In a downturn, business people like to point out, some truths are laid bare. “You only find out who is swimming naked when the tide goes out,” Warren Buffett famously told investors in a 2002 letter. Which is why, after the 2000 dot-com crash, it was the United Kingdom’s elite law firms that were found to be revealing a little too much skin.
This time, it’s different. After madly shedding partners, doubling-down their bets on foreign offices, and tightening their management controls, the global Magic Circle practices — Allen & Overy, Clifford Chance, Freshfields Bruckhaus Deringer and Linklaters — look a little better-dressed than many of their rivals in the United States. The irony is that the English firms have succeeded by following the lesson of their American peers: They’ve hedged their bets. For U.S. firms, in the past that has meant a healthy dose of litigation and bankruptcy work to balance a corporate shortfall. For the British, the strategy has been geographic: spreading their risk across several continents.
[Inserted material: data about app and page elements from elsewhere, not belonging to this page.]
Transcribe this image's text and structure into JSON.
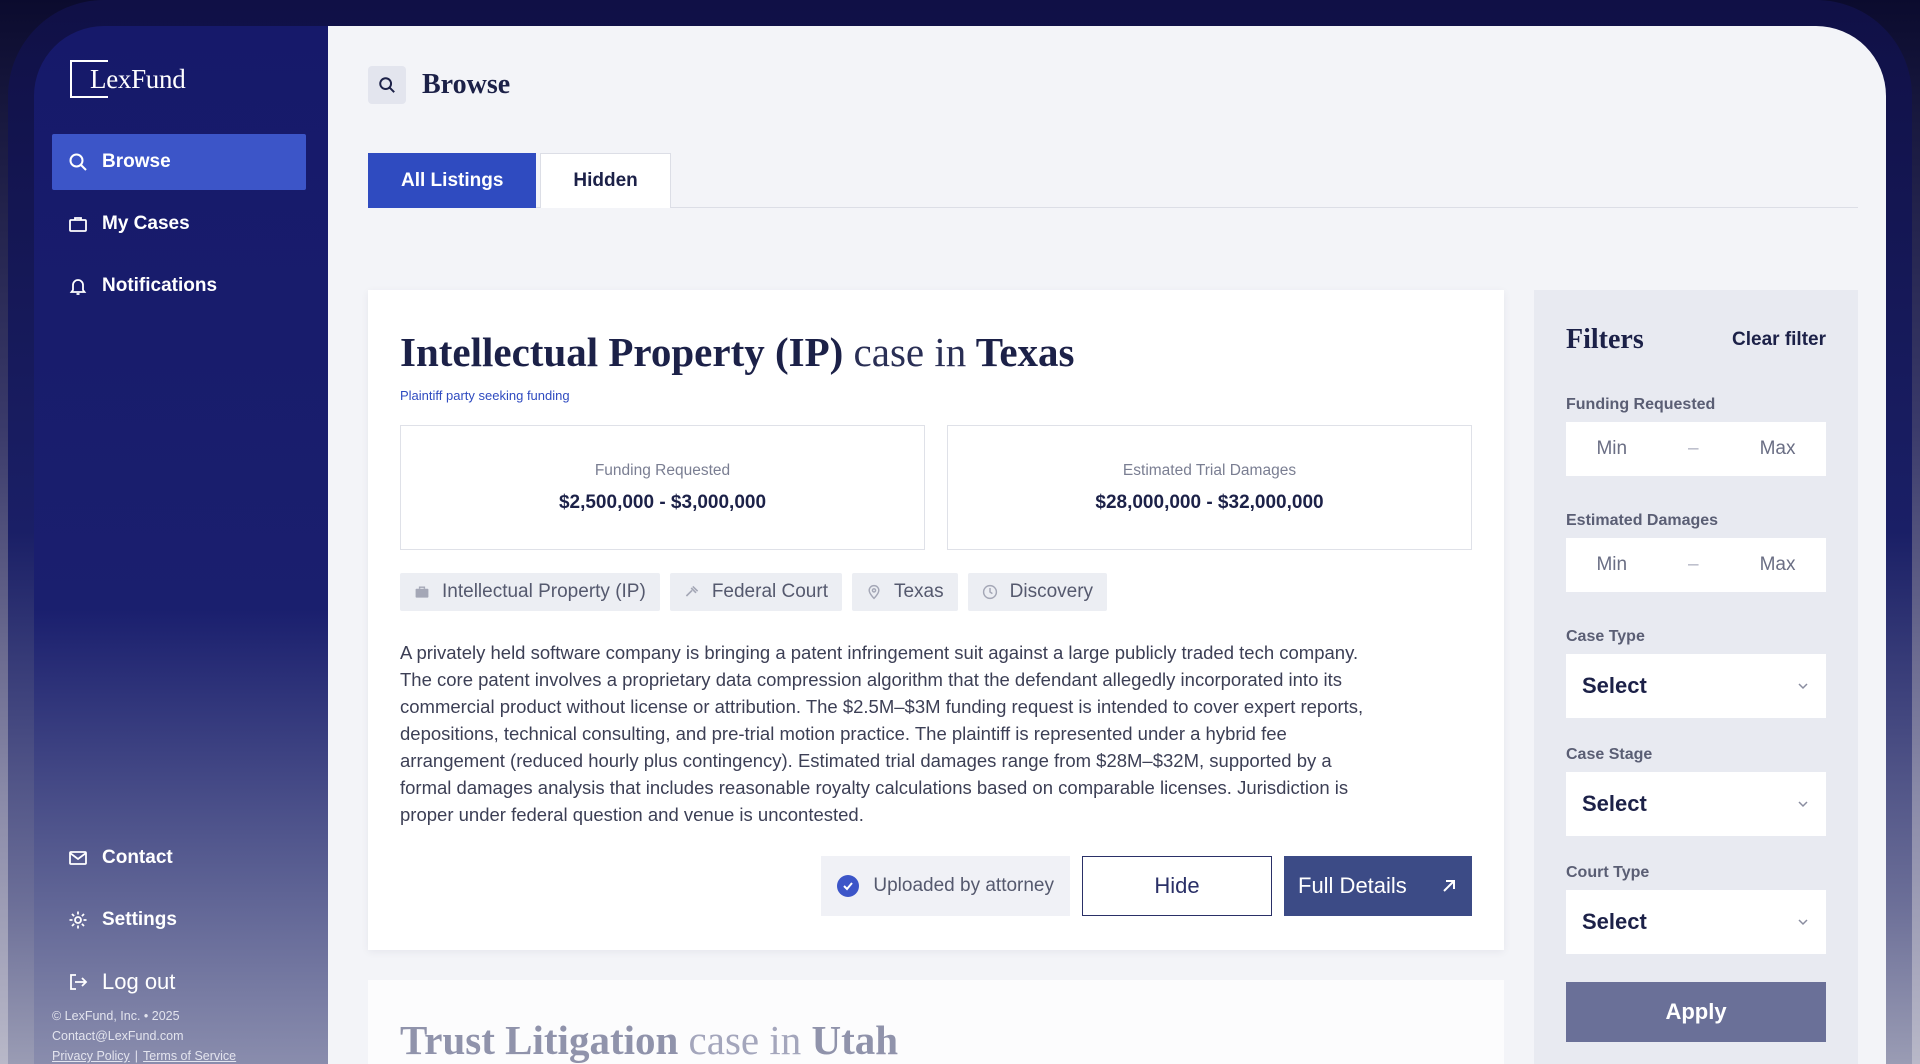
{
  "app": {
    "logo_text": "LexFund"
  },
  "sidebar": {
    "items": [
      {
        "label": "Browse",
        "icon": "search-icon",
        "active": true
      },
      {
        "label": "My Cases",
        "icon": "briefcase-icon"
      },
      {
        "label": "Notifications",
        "icon": "bell-icon"
      }
    ],
    "bottom_items": [
      {
        "label": "Contact",
        "icon": "mail-icon"
      },
      {
        "label": "Settings",
        "icon": "gear-icon"
      },
      {
        "label": "Log out",
        "icon": "logout-icon"
      }
    ],
    "footer": {
      "copyright": "© LexFund, Inc. • 2025",
      "email": "Contact@LexFund.com",
      "privacy": "Privacy Policy",
      "terms": "Terms of Service"
    }
  },
  "header": {
    "title": "Browse"
  },
  "tabs": [
    {
      "label": "All Listings",
      "active": true
    },
    {
      "label": "Hidden"
    }
  ],
  "listing": {
    "title_type": "Intellectual Property (IP)",
    "title_mid": "case in",
    "title_state": "Texas",
    "subtitle": "Plaintiff party seeking funding",
    "funding_label": "Funding Requested",
    "funding_value": "$2,500,000 - $3,000,000",
    "damages_label": "Estimated Trial Damages",
    "damages_value": "$28,000,000 - $32,000,000",
    "chips": [
      {
        "label": "Intellectual Property (IP)",
        "icon": "briefcase-icon"
      },
      {
        "label": "Federal Court",
        "icon": "gavel-icon"
      },
      {
        "label": "Texas",
        "icon": "location-icon"
      },
      {
        "label": "Discovery",
        "icon": "clock-icon"
      }
    ],
    "description_lines": [
      "A privately held software company is bringing a patent infringement suit against a large publicly traded tech company.",
      "The core patent involves a proprietary data compression algorithm that the defendant allegedly incorporated into its",
      "commercial product without license or attribution. The $2.5M–$3M funding request is intended to cover expert reports,",
      "depositions, technical consulting, and pre-trial motion practice. The plaintiff is represented under a hybrid fee",
      "arrangement (reduced hourly plus contingency). Estimated trial damages range from $28M–$32M, supported by a",
      "formal damages analysis that includes reasonable royalty calculations based on comparable licenses. Jurisdiction is",
      "proper under federal question and venue is uncontested."
    ],
    "verified_label": "Uploaded by attorney",
    "hide_label": "Hide",
    "details_label": "Full Details"
  },
  "listing2": {
    "title_type": "Trust Litigation",
    "title_mid": "case in",
    "title_state": "Utah"
  },
  "filters": {
    "title": "Filters",
    "clear_label": "Clear filter",
    "funding_label": "Funding Requested",
    "damages_label": "Estimated Damages",
    "min_placeholder": "Min",
    "max_placeholder": "Max",
    "dash": "–",
    "case_type_label": "Case Type",
    "case_stage_label": "Case Stage",
    "court_type_label": "Court Type",
    "select_value": "Select",
    "apply_label": "Apply"
  },
  "colors": {
    "accent": "#3c55c8",
    "sidebar": "#1a1f6e",
    "details_button": "#3c4b86",
    "apply_button": "#6a7098"
  }
}
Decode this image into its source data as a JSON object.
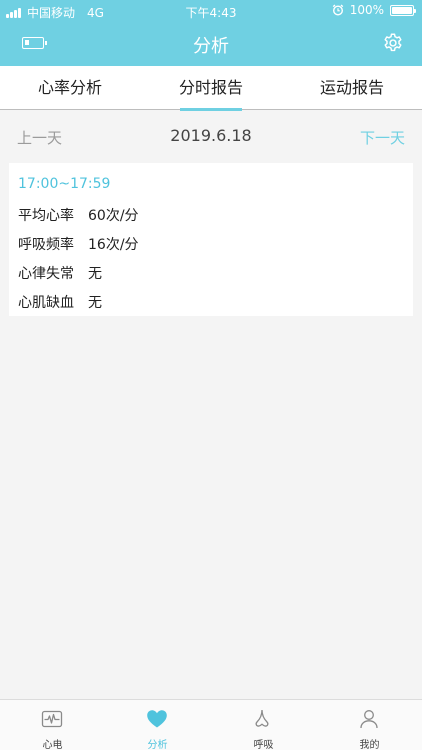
{
  "status_bar": {
    "carrier": "中国移动",
    "network": "4G",
    "time": "下午4:43",
    "battery_percent": "100%"
  },
  "nav": {
    "title": "分析",
    "device_battery_level": 0.25
  },
  "tabs": [
    {
      "label": "心率分析",
      "active": false
    },
    {
      "label": "分时报告",
      "active": true
    },
    {
      "label": "运动报告",
      "active": false
    }
  ],
  "day_nav": {
    "prev": "上一天",
    "date": "2019.6.18",
    "next": "下一天"
  },
  "report": {
    "time_range": "17:00~17:59",
    "rows": [
      {
        "label": "平均心率",
        "value": "60次/分"
      },
      {
        "label": "呼吸频率",
        "value": "16次/分"
      },
      {
        "label": "心律失常",
        "value": "无"
      },
      {
        "label": "心肌缺血",
        "value": "无"
      }
    ]
  },
  "tabbar": [
    {
      "label": "心电",
      "icon": "ecg-monitor-icon",
      "active": false
    },
    {
      "label": "分析",
      "icon": "heart-icon",
      "active": true
    },
    {
      "label": "呼吸",
      "icon": "nose-icon",
      "active": false
    },
    {
      "label": "我的",
      "icon": "person-icon",
      "active": false
    }
  ],
  "colors": {
    "accent": "#6fd0e2",
    "accent_text": "#4fc3dd",
    "background": "#f4f4f4"
  }
}
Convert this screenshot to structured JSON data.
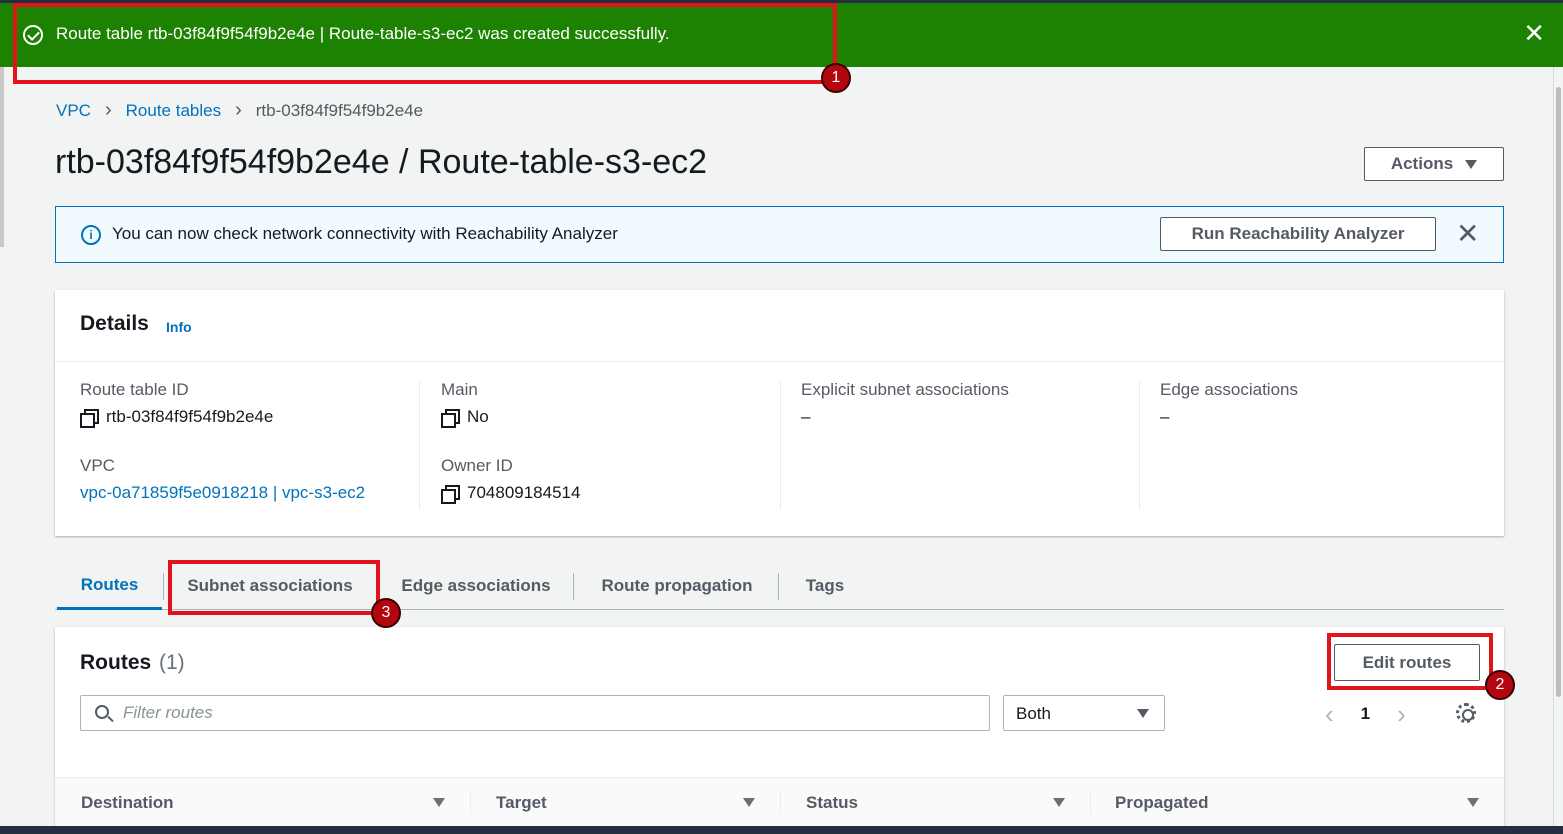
{
  "flash": {
    "message": "Route table rtb-03f84f9f54f9b2e4e | Route-table-s3-ec2 was created successfully.",
    "close_symbol": "✕",
    "icon": "check-circle-icon",
    "color": "#1d8102"
  },
  "breadcrumb": {
    "items": [
      "VPC",
      "Route tables",
      "rtb-03f84f9f54f9b2e4e"
    ],
    "separator": "›"
  },
  "page": {
    "title": "rtb-03f84f9f54f9b2e4e / Route-table-s3-ec2",
    "actions_label": "Actions"
  },
  "info_banner": {
    "icon_glyph": "i",
    "text": "You can now check network connectivity with Reachability Analyzer",
    "button_label": "Run Reachability Analyzer",
    "close_symbol": "✕"
  },
  "details": {
    "title": "Details",
    "info_link": "Info",
    "fields": {
      "route_table_id": {
        "label": "Route table ID",
        "value": "rtb-03f84f9f54f9b2e4e"
      },
      "vpc": {
        "label": "VPC",
        "value": "vpc-0a71859f5e0918218 | vpc-s3-ec2"
      },
      "main": {
        "label": "Main",
        "value": "No"
      },
      "owner_id": {
        "label": "Owner ID",
        "value": "704809184514"
      },
      "explicit_subnet": {
        "label": "Explicit subnet associations",
        "value": "–"
      },
      "edge": {
        "label": "Edge associations",
        "value": "–"
      }
    }
  },
  "tabs": [
    "Routes",
    "Subnet associations",
    "Edge associations",
    "Route propagation",
    "Tags"
  ],
  "routes": {
    "title": "Routes",
    "count": "(1)",
    "edit_label": "Edit routes",
    "filter_placeholder": "Filter routes",
    "select_value": "Both",
    "page_number": "1",
    "prev_symbol": "‹",
    "next_symbol": "›",
    "columns": [
      "Destination",
      "Target",
      "Status",
      "Propagated"
    ]
  },
  "annotations": [
    "1",
    "2",
    "3"
  ],
  "colors": {
    "link": "#0073bb",
    "annotation": "#e0141b",
    "success": "#1d8102"
  }
}
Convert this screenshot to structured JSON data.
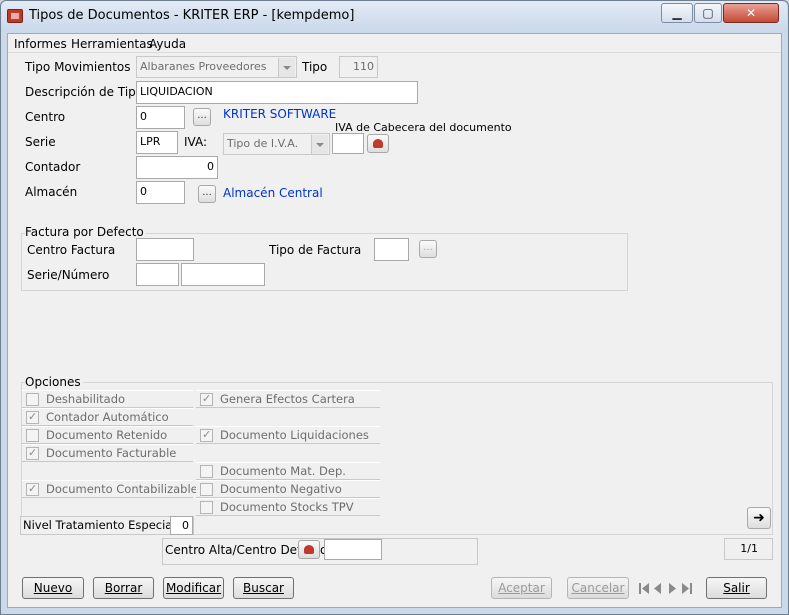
{
  "window": {
    "title": "Tipos de Documentos - KRITER ERP - [kempdemo]",
    "minimize": "▁",
    "maximize": "▢",
    "close": "✕"
  },
  "menu": [
    "Informes",
    "Herramientas",
    "Ayuda"
  ],
  "form": {
    "tipo_movimientos_label": "Tipo Movimientos",
    "tipo_movimientos_value": "Albaranes Proveedores",
    "tipo_label": "Tipo",
    "tipo_value": "110",
    "descripcion_label": "Descripción de Tipo",
    "descripcion_value": "LIQUIDACION",
    "centro_label": "Centro",
    "centro_value": "0",
    "centro_name": "KRITER SOFTWARE",
    "serie_label": "Serie",
    "serie_value": "LPR",
    "iva_label": "IVA:",
    "iva_value": "Tipo de I.V.A.",
    "iva_cabecera_label": "IVA de Cabecera del documento",
    "contador_label": "Contador",
    "contador_value": "0",
    "almacen_label": "Almacén",
    "almacen_value": "0",
    "almacen_name": "Almacén Central",
    "ellipsis": "..."
  },
  "factura": {
    "group_label": "Factura por Defecto",
    "centro_factura_label": "Centro Factura",
    "tipo_factura_label": "Tipo de Factura",
    "serie_numero_label": "Serie/Número"
  },
  "opciones": {
    "group_label": "Opciones",
    "left": [
      {
        "label": "Deshabilitado",
        "checked": false
      },
      {
        "label": "Contador Automático",
        "checked": true
      },
      {
        "label": "Documento Retenido",
        "checked": false
      },
      {
        "label": "Documento Facturable",
        "checked": true
      },
      {
        "label": "",
        "checked": false
      },
      {
        "label": "Documento Contabilizable",
        "checked": true
      }
    ],
    "right": [
      {
        "label": "Genera Efectos Cartera",
        "checked": true
      },
      {
        "label": "",
        "checked": false
      },
      {
        "label": "Documento Liquidaciones",
        "checked": true
      },
      {
        "label": "",
        "checked": false
      },
      {
        "label": "Documento Mat. Dep.",
        "checked": false
      },
      {
        "label": "Documento Negativo",
        "checked": false
      },
      {
        "label": "Documento Stocks TPV",
        "checked": false
      }
    ],
    "nivel_label": "Nivel Tratamiento Especial",
    "nivel_value": "0"
  },
  "centro_alta_label": "Centro Alta/Centro Defecto",
  "pager": "1/1",
  "buttons": {
    "nuevo": "Nuevo",
    "borrar": "Borrar",
    "modificar": "Modificar",
    "buscar": "Buscar",
    "aceptar": "Aceptar",
    "cancelar": "Cancelar",
    "salir": "Salir"
  }
}
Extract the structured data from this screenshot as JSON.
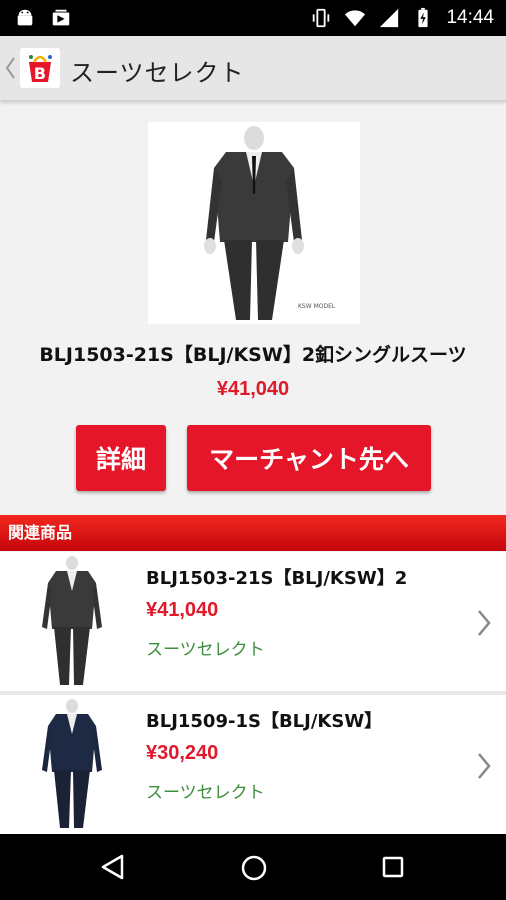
{
  "status_bar": {
    "time": "14:44",
    "left_icons": [
      "android-icon",
      "photo-icon"
    ],
    "right_icons": [
      "vibrate-icon",
      "wifi-icon",
      "signal-icon",
      "battery-charging-icon"
    ]
  },
  "action_bar": {
    "title": "スーツセレクト",
    "logo_letter": "B"
  },
  "product": {
    "title": "BLJ1503-21S【BLJ/KSW】2釦シングルスーツ",
    "price": "¥41,040",
    "detail_button": "詳細",
    "merchant_button": "マーチャント先へ",
    "image_caption": "KSW MODEL"
  },
  "related": {
    "header": "関連商品",
    "items": [
      {
        "title": "BLJ1503-21S【BLJ/KSW】2",
        "price": "¥41,040",
        "shop": "スーツセレクト",
        "suit_color": "#3a3a3a"
      },
      {
        "title": "BLJ1509-1S【BLJ/KSW】",
        "price": "¥30,240",
        "shop": "スーツセレクト",
        "suit_color": "#1e2a44"
      }
    ]
  },
  "colors": {
    "accent": "#e5162a",
    "price": "#e0192b",
    "shop": "#3e8e3e"
  }
}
“The U.K. firms have their international investment time behind them and have shown that they can deliver value to their clients around the world,” says Tony Williams, head of London’s Jomati Consultants LLP. “Plus, they’re far better-run than they have ever been.” Williams, a former managing partner at Clifford Chance, can speak from experience.
For the U.K. firms, the international networks are producing more revenue than their massive London offices. In the most recent fiscal year, which is captured in the Global 100 charts (see links below), Allen & Overy for the first time brought in more revenue from its overseas offices than it did from London. (The Global 100 is a joint project of The American Lawyer and Legal Week, a sibling publication.) At Clifford Chance, about $1.56 billion of the firm’s $2.66 billion in revenue came from international offices, with a growing proportion from emerging markets.
Last year 15 percent of Clifford Chance’s revenue came from the growth markets of central and eastern Europe, the Middle East and Asia, says managing partner David Childs. This year he predicts that proportion will expand to 18 percent to 20 percent. “Our offices in these markets are doing very well and will continue to do so this financial year,” he says. The firm has also taken a global approach to reducing its cost base, moving parts of its support functions in IT and accounting to India. This summer Clifford Chance had 110 support workers in New Delhi; by next summer, it is forecast to have more than 300, including a tranche of paralegals.
The British are not strangers to success. In 2001, before the full effects of the dot-com crash hit, six U.K. firms were among the 20 most profitable in The Global 100: Slaughter and May, Herbert Smith, Linklaters, Freshfields, Allen & Overy and Clifford Chance. By 2002, just three made the grade; by 2004, only Slaughter and May did. The impact of the crash was felt later and deeper by the English practices. They also took a hit in Asia, with the 2003 outbreak of SARS leading to a regionwide slump.
In the first half of the decade, all the leading U.K. firms reported drops in profits per partner (PPP). Their costs were out of control, and their international networks had yet to deliver promised gains in profitability.